**EXERCISE DETAILS:**
Every record here must be copied exactly, except for the images it holds.

**RECORDS TO PROCESS:**
....

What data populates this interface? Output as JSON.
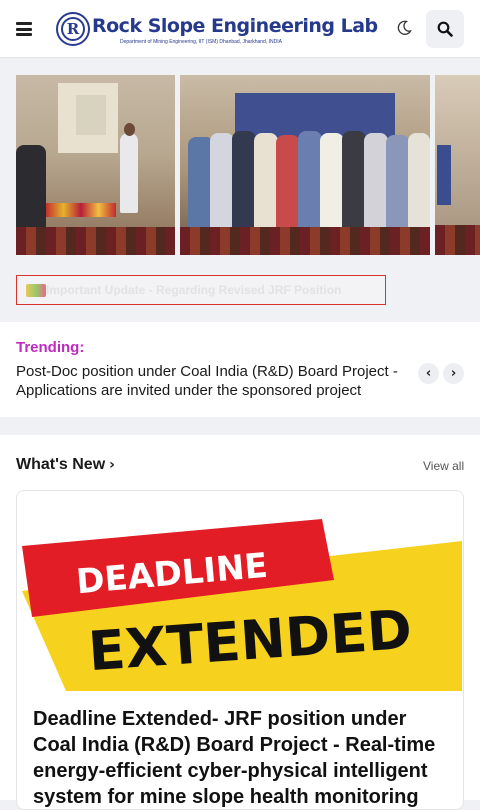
{
  "header": {
    "logo_title": "Rock Slope Engineering Lab",
    "logo_subtitle": "Department of Mining Engineering, IIT (ISM) Dhanbad, Jharkhand, INDIA",
    "icons": [
      "menu-icon",
      "moon-icon",
      "search-icon"
    ]
  },
  "update": {
    "text": "Important Update - Regarding Revised JRF Position"
  },
  "trending": {
    "label": "Trending:",
    "headline": "Post-Doc position under Coal India (R&D) Board Project - Applications are invited under the sponsored project",
    "prev_icon": "‹",
    "next_icon": "›"
  },
  "whats_new": {
    "title": "What's New",
    "chevron": "›",
    "view_all": "View all",
    "card": {
      "banner_top": "DEADLINE",
      "banner_bottom": "EXTENDED",
      "title": "Deadline Extended- JRF position under Coal India (R&D) Board Project - Real-time energy-efficient cyber-physical intelligent system for mine slope health monitoring"
    }
  },
  "colors": {
    "brand": "#263a8c",
    "trending": "#c02bbf",
    "update_border": "#d9342b",
    "banner_red": "#e21d26",
    "banner_yellow": "#f6d21e"
  }
}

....

**EXERCISE SOLUTION:**
What data populates this interface? Output as JSON.
{
  "header": {
    "logo_title": "Rock Slope Engineering Lab",
    "logo_subtitle": "Department of Mining Engineering, IIT (ISM) Dhanbad, Jharkhand, INDIA",
    "icons": [
      "menu-icon",
      "moon-icon",
      "search-icon"
    ]
  },
  "update": {
    "text": "Important Update - Regarding Revised JRF Position"
  },
  "trending": {
    "label": "Trending:",
    "headline": "Post-Doc position under Coal India (R&D) Board Project - Applications are invited under the sponsored project",
    "prev_icon": "‹",
    "next_icon": "›"
  },
  "whats_new": {
    "title": "What's New",
    "chevron": "›",
    "view_all": "View all",
    "card": {
      "banner_top": "DEADLINE",
      "banner_bottom": "EXTENDED",
      "title": "Deadline Extended- JRF position under Coal India (R&D) Board Project - Real-time energy-efficient cyber-physical intelligent system for mine slope health monitoring"
    }
  },
  "colors": {
    "brand": "#263a8c",
    "trending": "#c02bbf",
    "update_border": "#d9342b",
    "banner_red": "#e21d26",
    "banner_yellow": "#f6d21e"
  }
}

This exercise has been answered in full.